Out of the ashes of the financial crisis, emerging market banks have emerged stronger while developed market banks have languished. That makes emerging market financial exchange traded funds (ETFs) an interesting investment idea.
The Economist reports that developing market banks are now well-capitalized and well-funded, while enjoying rapid growth. In terms of profits, dividends and market value, developing banks now account for up to half of the global banking industry. [Why Jeremy Siegel is Bullish on the U.S.]
However, emerging market banks will have to find innovative ways to grow profits. According to an interview by Patrick Foulis, banking editor of the Economist, emerging market banks will need more capital than their retained profits can generate in order to meet the demands of rapid credit growth and its associated bad debt. [New Poland ETF Debuts at a Good Time.]
In the past, two models for banking business were attractive to foreign banks. The first was to have a huge network of banks in different countries to facilitate consumer needs. The second was to build huge retail operations that acted like local firms. [Tom Lydon’s Picks on CNBC.]
The two models are now almost impossible to replicate for firms looking to establish a presence in emerging markets, reports Foulis.
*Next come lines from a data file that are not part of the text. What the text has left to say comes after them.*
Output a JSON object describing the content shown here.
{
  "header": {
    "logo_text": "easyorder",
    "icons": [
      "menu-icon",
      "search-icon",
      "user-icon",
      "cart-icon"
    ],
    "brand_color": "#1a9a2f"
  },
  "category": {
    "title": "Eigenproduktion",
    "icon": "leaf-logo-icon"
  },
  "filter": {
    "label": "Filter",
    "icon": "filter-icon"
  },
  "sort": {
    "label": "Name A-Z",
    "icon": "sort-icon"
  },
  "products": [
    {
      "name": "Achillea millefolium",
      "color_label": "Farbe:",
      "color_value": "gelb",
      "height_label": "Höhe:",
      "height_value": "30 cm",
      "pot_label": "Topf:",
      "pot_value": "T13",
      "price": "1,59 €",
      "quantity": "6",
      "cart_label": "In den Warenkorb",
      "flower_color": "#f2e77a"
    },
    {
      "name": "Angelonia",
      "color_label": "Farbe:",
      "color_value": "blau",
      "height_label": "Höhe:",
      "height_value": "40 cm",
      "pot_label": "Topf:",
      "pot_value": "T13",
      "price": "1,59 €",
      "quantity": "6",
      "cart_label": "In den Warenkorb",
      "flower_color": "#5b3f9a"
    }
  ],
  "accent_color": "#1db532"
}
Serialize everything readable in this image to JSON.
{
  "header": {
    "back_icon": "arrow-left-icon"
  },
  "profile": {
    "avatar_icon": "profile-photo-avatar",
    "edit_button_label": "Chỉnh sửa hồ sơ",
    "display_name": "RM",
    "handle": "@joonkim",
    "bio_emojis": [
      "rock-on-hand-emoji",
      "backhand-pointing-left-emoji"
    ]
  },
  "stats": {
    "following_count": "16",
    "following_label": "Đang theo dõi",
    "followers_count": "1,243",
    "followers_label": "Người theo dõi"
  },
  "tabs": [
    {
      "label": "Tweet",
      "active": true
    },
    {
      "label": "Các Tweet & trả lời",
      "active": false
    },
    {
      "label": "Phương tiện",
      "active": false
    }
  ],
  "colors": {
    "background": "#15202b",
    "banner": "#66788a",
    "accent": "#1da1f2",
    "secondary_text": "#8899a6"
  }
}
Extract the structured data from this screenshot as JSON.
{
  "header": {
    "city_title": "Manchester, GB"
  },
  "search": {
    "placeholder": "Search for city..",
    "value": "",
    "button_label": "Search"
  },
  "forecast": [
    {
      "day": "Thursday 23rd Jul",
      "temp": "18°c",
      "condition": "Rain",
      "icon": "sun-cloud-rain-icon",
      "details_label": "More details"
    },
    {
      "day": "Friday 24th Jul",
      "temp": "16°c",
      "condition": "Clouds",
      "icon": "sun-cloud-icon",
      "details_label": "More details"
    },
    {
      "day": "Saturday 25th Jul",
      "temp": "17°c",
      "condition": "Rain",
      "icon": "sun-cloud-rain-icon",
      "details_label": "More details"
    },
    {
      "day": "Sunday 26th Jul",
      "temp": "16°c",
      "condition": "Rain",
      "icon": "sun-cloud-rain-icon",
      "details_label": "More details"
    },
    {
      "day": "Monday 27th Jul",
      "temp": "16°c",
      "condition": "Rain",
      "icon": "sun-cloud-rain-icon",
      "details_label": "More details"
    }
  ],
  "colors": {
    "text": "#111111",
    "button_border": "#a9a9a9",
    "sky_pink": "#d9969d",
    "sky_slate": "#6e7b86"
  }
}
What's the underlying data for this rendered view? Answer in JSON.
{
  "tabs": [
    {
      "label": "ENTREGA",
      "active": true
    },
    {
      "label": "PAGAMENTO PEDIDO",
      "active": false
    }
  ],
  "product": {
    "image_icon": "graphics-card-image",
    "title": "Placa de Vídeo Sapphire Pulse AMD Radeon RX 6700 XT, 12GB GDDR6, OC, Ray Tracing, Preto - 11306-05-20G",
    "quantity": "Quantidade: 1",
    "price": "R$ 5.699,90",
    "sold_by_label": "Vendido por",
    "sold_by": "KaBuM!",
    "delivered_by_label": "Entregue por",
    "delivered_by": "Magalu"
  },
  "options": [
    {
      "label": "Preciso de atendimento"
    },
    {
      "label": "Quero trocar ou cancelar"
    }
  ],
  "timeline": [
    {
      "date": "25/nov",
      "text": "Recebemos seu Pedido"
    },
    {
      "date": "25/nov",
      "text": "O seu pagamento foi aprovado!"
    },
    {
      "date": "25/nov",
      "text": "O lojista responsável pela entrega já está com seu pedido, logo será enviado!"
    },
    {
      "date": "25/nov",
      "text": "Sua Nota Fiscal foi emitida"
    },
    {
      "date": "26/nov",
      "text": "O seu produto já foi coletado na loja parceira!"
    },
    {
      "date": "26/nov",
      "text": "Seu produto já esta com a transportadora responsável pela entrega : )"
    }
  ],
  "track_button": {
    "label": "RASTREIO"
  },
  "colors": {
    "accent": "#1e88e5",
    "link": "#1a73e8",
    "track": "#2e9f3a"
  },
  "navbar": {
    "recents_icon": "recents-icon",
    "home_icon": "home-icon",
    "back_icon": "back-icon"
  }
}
This is because the first model requires an extended period of expansion, and the second requires an opportunity to seize market share from local banks, which is not likely to happen at the moment. [Future Opportunity in Financial ETFs?]